by Kevin Hague
There is a perceived conflict between the environment and the economy. John Key often talks about balance but the reality as we all know is somewhat different. Personally I, like many New Zealanders am happy to protect areas like the Whangamarino wetland just because there are special. Some members of our society want to take a more “balanced” approach though. I still struggle with understanding what they mean by balanced. Exactly what is their goal apart from trying to satisfy as many people as possible at the same time?
Much of New Zealand’s conservation land survived because it was unsuitable for “development” into productive land. Unfortunately our lowland wetlands – of which 90% have already been drained – make for good pasture once drained. Rich and diverse habitats wetlands play an important role. Acting as filters to our rivers – something which is severely needed currently – wetlands also play a role as a buffer for floods. Able to absorb large amounts of water a wetland can be an important part of a flood protection scheme. For example the Whangamarino is part of a flood protection scheme on the lower Waikato. With the changing climate that we face more frequent, more damaging flood events are a certainty for much of the country. While I hesitate to talk about killing birds, the opportunity to rescue or return some of our lowland wetlands with both flood protection and water filtration benefits seems to me a no brainer.

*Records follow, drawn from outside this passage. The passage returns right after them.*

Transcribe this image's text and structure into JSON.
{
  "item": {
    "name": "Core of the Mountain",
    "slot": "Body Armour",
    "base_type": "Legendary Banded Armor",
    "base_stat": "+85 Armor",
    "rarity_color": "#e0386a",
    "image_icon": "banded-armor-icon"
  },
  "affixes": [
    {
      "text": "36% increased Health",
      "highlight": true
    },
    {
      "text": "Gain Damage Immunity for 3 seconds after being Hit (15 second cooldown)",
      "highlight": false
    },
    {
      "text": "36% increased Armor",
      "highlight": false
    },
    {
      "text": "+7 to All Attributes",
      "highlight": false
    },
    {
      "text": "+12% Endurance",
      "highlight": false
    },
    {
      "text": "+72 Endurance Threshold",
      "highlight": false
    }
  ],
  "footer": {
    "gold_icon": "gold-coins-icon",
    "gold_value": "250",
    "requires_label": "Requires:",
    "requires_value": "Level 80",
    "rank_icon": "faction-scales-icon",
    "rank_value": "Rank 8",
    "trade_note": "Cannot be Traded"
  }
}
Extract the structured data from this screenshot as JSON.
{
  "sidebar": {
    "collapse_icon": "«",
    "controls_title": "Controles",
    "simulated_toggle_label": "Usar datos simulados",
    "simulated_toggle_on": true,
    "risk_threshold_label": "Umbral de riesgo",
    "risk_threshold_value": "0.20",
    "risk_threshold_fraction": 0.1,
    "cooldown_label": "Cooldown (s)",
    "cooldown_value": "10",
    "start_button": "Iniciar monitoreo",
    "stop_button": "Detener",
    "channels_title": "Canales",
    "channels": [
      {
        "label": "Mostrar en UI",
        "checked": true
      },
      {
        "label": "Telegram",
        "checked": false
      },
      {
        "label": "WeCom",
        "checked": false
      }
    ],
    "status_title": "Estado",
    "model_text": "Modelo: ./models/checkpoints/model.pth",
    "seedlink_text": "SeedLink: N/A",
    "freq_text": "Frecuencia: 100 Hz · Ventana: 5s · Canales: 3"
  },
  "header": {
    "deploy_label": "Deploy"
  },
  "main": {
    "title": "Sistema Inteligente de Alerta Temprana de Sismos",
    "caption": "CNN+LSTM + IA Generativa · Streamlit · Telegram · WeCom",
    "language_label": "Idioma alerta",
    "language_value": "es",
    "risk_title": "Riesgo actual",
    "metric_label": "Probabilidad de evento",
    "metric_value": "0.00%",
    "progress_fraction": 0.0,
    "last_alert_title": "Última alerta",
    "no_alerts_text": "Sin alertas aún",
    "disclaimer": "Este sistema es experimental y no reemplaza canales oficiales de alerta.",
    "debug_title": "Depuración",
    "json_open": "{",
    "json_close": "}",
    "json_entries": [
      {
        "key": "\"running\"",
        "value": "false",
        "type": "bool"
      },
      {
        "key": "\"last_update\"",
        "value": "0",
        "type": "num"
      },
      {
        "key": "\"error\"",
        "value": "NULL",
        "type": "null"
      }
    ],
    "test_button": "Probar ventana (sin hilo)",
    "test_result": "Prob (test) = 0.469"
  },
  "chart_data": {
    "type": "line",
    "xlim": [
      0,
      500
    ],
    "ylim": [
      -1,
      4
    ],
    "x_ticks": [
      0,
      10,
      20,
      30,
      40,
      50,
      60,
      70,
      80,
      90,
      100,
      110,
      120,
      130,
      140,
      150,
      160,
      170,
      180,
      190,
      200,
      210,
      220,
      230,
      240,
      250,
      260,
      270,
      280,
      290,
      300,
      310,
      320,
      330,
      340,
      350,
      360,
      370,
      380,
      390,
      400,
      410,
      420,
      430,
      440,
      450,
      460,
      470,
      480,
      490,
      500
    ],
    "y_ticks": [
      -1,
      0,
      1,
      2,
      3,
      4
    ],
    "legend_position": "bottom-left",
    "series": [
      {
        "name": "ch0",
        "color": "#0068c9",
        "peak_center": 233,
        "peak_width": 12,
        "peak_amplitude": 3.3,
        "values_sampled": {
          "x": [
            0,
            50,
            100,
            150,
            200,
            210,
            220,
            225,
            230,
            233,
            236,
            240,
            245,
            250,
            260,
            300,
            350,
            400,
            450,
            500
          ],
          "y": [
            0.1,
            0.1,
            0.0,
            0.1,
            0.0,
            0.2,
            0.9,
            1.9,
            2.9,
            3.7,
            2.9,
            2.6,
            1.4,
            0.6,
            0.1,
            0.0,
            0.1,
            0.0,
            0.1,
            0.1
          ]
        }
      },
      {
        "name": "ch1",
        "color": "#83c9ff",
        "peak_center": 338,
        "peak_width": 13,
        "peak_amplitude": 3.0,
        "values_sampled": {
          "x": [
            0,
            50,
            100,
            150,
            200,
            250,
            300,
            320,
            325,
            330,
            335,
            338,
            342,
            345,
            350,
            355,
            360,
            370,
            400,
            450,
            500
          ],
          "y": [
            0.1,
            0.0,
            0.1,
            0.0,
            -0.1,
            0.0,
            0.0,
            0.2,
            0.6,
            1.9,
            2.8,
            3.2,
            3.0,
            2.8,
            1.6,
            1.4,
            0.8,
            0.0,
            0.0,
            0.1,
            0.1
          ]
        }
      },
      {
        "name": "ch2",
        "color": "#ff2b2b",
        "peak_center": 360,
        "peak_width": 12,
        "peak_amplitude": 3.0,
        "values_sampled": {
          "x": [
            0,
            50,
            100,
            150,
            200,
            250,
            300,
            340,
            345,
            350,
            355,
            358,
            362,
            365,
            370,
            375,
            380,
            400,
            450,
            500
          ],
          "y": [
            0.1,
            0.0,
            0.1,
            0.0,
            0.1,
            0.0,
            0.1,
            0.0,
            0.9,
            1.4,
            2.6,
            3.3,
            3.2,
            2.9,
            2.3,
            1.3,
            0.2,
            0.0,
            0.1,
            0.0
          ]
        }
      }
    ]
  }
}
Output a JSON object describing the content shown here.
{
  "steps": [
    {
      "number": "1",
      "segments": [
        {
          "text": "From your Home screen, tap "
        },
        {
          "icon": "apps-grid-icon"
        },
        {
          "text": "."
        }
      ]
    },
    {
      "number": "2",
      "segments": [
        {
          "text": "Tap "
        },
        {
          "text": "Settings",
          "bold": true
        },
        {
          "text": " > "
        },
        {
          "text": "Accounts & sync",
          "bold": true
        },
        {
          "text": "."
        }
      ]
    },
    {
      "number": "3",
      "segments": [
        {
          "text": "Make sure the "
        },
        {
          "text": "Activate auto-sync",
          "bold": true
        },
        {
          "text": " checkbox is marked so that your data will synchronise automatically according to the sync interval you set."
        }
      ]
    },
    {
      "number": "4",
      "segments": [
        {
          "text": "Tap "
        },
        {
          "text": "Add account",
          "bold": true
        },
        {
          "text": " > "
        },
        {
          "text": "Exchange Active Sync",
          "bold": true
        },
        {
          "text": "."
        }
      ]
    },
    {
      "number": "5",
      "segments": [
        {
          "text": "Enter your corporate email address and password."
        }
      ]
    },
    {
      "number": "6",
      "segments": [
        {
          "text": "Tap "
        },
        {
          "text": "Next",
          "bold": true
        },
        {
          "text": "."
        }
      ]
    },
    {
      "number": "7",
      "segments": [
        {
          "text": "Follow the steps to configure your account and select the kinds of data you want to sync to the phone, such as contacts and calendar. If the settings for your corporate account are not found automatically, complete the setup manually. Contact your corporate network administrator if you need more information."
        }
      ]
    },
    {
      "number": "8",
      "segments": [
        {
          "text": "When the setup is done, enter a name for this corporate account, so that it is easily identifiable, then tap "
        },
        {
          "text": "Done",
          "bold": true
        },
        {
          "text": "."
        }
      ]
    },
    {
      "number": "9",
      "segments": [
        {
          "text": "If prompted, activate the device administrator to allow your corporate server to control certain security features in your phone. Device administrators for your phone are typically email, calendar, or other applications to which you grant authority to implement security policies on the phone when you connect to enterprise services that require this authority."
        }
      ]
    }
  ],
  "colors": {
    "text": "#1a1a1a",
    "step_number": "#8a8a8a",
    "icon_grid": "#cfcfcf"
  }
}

While the weather might restrict outdoor conservation pursuits this weekend to the hardy few there are indoor events happening this weekend so check out www.conservationweek.org.nz for more details. While Russel might be championing the Kokako (and a Pureora National Park) for the Forest and Bird, Bird of the year that doesn’t mean that you can’t with a clear conscience check out the Unnatural History of the Kakapo. There are screenings happening around the country. If the rain does keep you inside over the weekend I can recommend checking out nzonscreen.com. They have some great old documentaries about our wonderful native treasures.